Mathematics

Grade Levels: 6th Grade, 7th Grade, 8th Grade, 9th Grade,

Topics: GeometryMeasurement (general)DecimalsFractionsPercentsRatiosStatistics

Knowledge and Skills:

· Can solve complex, multi-step problems

· Can determine when not enough information is given and, if appropriate, gather the additional needed data

· Can estimate the linear dimensions of an object with reasonable accuracy

· Can compute the volume of a rectangular prism

· Can compute the volume of a cylinder

· Can perform binary operations with decimal numbers

· Can plan and execute a survey with responses to a set of questions from a set of individuals, and summarize the results using appropriate statistical measures and graphical representations

Lesson:

Procedure: This project should be done by students working in teams of 3 or 4 students each.

You may wish to appoint team leaders. Distribute the handout and discuss it. Tell each team that they are one of the environmental consulting firms being asked to prepare a proposal for the City Council’s consideration.

It is suggested that you ask each team to prepare a draft of its summary letter for your review and approval prior to their presentation to the “City Council”. Be sure to give each team time to measure the garbage produced in their own houses for one week and time to survey the local population. (If you with to simplify and speed up the activity, you can provide students with numbers for item #2.)

**Recycling Proposal**

To: Local Environmental Consultants

From: Ray Hoffman, Senior Recycling Planner, Seattle

Your city wishes to develop an effective recycling program similar to the one we have here in Seattle, and would like you to prepare a proposal for getting it done. I have been asked to explain to you what that proposal should include.

1) Landfill costs. Assume that the present cost for delivery of one truckload of garbage to your local landfill is $100.00. You should estimate how many garbage cans full of trash are equivalent to one truckload, based on the approximate dimensions of garbage trucks you have seen and the dimensions of a typical household garbage can. This will give you an estimate of the cost to the city of delivery of one garbage can full of trash. In our experience, each person living in a city produces about ¼ of a garbage can’s worth of garbage each week. With this and one other piece of information (which you will need to find somewhere), you should he able to estimate what your city’s current landfill costs are.

2) Amount of recyclable garbage generated by typical home. I suggest you weigh the garbage produced in your own home for one week to determine this. Be sure to separately measure the weight of glass and plastic, paper, and metal. (I suggest you keep it separate for a week before you weigh it, rather than trying to separate it out at the end of the week, which is a messy job.) You will also need to determine what volume of recyclable material

there is, compared to other garbage. If one third of the garbage is recyclable, then that means only two thirds will go to the landfill. From that you can calculate the amount of money saved in landfill costs.

3) Value of recyclable materials. Metal has an average value of $.75 per pound. Glass or plastic has an average value of $.10 per pound. Paper has an average value of $20.00 per ton.
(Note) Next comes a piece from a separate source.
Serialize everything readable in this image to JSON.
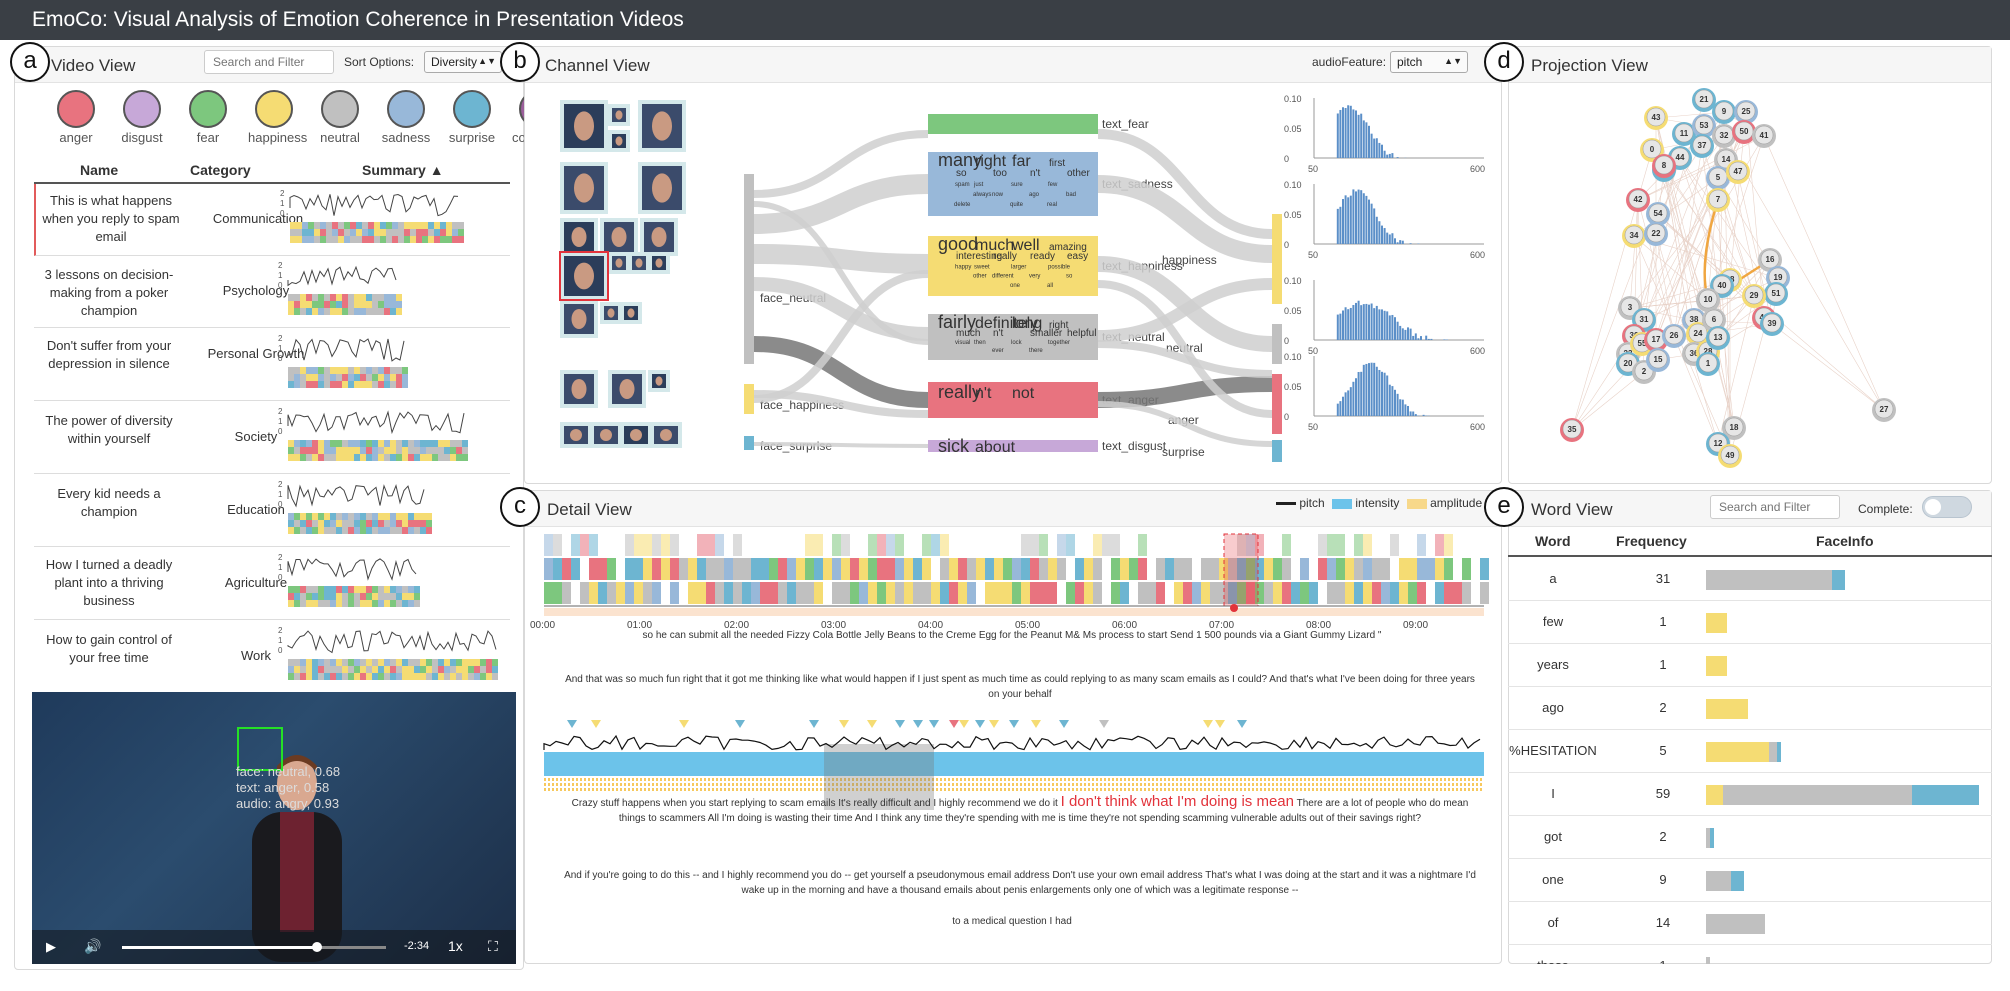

Note: If the recyclable material is not separated in the home, it will cost the city approximately $.03 a pound to have it separated.

4) Based on this information, please calculate how much money would be saved by the city if glass, plastic, metal and paper were recycled instead of sent to a landfill, and whether or not the city should require that such materials be separated in the home prior to being picked up.
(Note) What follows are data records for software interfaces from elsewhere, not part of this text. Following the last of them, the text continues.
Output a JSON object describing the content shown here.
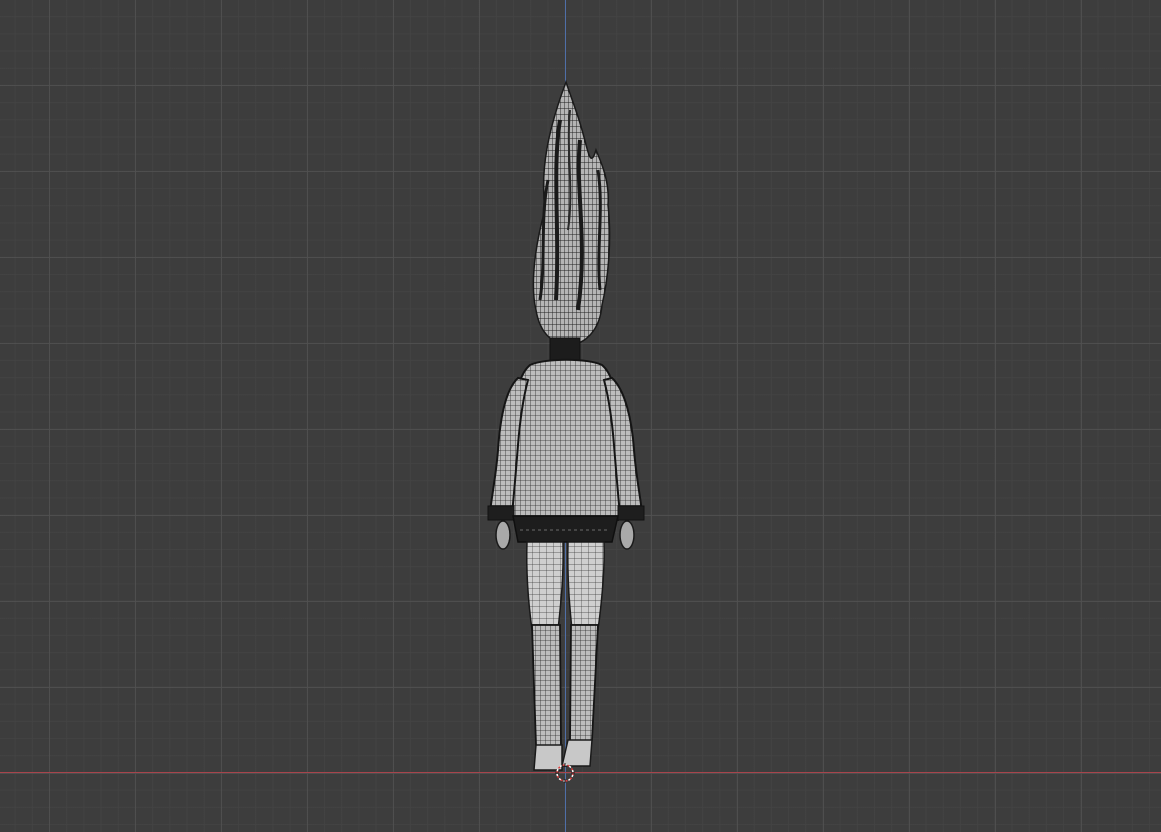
{
  "viewport": {
    "background_color": "#3d3d3d",
    "grid_color": "#505050",
    "axis_z_color": "#4f6fa8",
    "axis_x_color": "#a8444c"
  },
  "scene": {
    "object": "character-mesh-wireframe",
    "view": "back-orthographic"
  },
  "icons": {
    "cursor": "3d-cursor-icon"
  }
}
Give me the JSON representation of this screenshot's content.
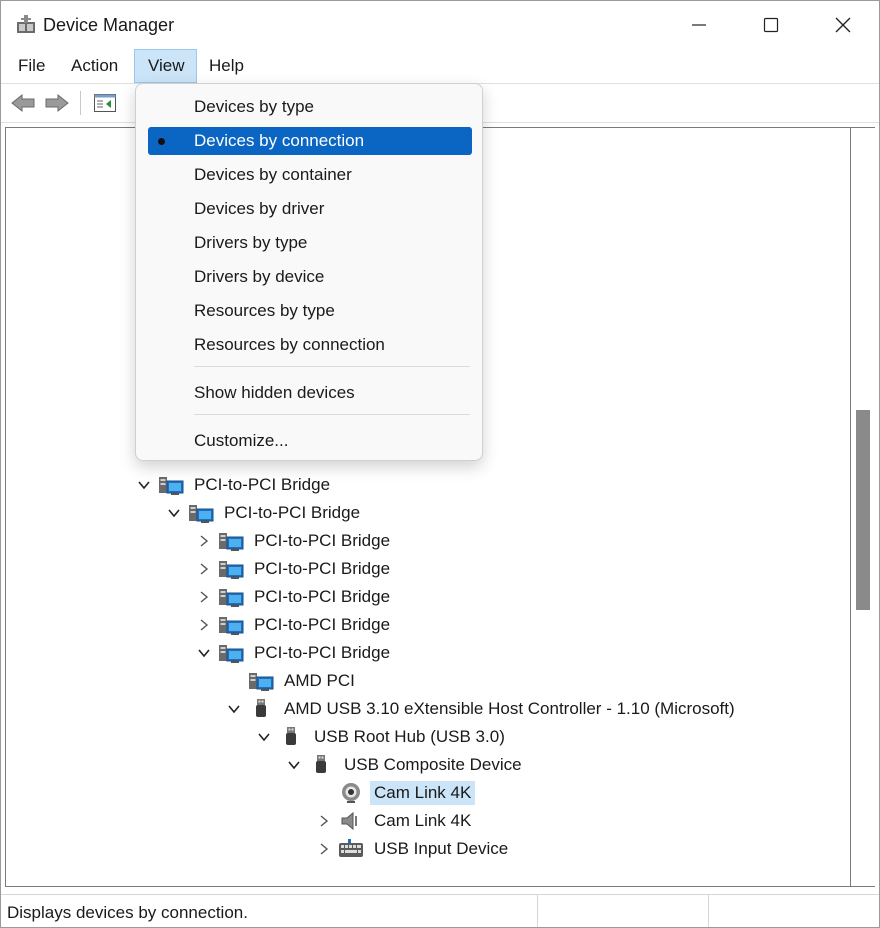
{
  "window": {
    "title": "Device Manager"
  },
  "menubar": {
    "items": [
      "File",
      "Action",
      "View",
      "Help"
    ]
  },
  "view_menu": {
    "items": [
      "Devices by type",
      "Devices by connection",
      "Devices by container",
      "Devices by driver",
      "Drivers by type",
      "Drivers by device",
      "Resources by type",
      "Resources by connection",
      "Show hidden devices",
      "Customize..."
    ],
    "selected": "Devices by connection"
  },
  "tree": {
    "rows": [
      {
        "label": "PCI-to-PCI Bridge",
        "icon": "pci-bridge-icon",
        "expander": "expanded"
      },
      {
        "label": "PCI-to-PCI Bridge",
        "icon": "pci-bridge-icon",
        "expander": "expanded"
      },
      {
        "label": "PCI-to-PCI Bridge",
        "icon": "pci-bridge-icon",
        "expander": "collapsed"
      },
      {
        "label": "PCI-to-PCI Bridge",
        "icon": "pci-bridge-icon",
        "expander": "collapsed"
      },
      {
        "label": "PCI-to-PCI Bridge",
        "icon": "pci-bridge-icon",
        "expander": "collapsed"
      },
      {
        "label": "PCI-to-PCI Bridge",
        "icon": "pci-bridge-icon",
        "expander": "collapsed"
      },
      {
        "label": "PCI-to-PCI Bridge",
        "icon": "pci-bridge-icon",
        "expander": "expanded"
      },
      {
        "label": "AMD PCI",
        "icon": "pci-bridge-icon",
        "expander": "none"
      },
      {
        "label": "AMD USB 3.10 eXtensible Host Controller - 1.10 (Microsoft)",
        "icon": "usb-plug-icon",
        "expander": "expanded"
      },
      {
        "label": "USB Root Hub (USB 3.0)",
        "icon": "usb-plug-icon",
        "expander": "expanded"
      },
      {
        "label": "USB Composite Device",
        "icon": "usb-plug-icon",
        "expander": "expanded"
      },
      {
        "label": "Cam Link 4K",
        "icon": "webcam-icon",
        "expander": "none",
        "selected": true
      },
      {
        "label": "Cam Link 4K",
        "icon": "speaker-icon",
        "expander": "collapsed"
      },
      {
        "label": "USB Input Device",
        "icon": "keyboard-icon",
        "expander": "collapsed"
      }
    ]
  },
  "statusbar": {
    "text": "Displays devices by connection."
  },
  "colors": {
    "highlight": "#0a66c2",
    "selection": "#cce4f7",
    "menu_active": "#cce4f7"
  }
}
5) You will need the support of your local population for this program to work, for they must at least be willing to separate out recyclable material from non-recyclable material. I recommend that you survey some local people to determine their attitudes toward recycling, and determine what they would be willing to do and what incentives or fines the city could use to encourage compliance with its new recycling program.

You are to make a proposal to the City Council which presents the information you have collected, your analysis of that information, and your recommendations for how to proceed in getting popular support for this program. Your presentation should be no more than ten minutes long. I suggest you develop visual aids for this to make it more understandable to Council members. In my own experience, good pictures of garbage always have a lot of impact.

You must also summarize your proposal in a 1000 to 1500 word letter to the City Council Chairman.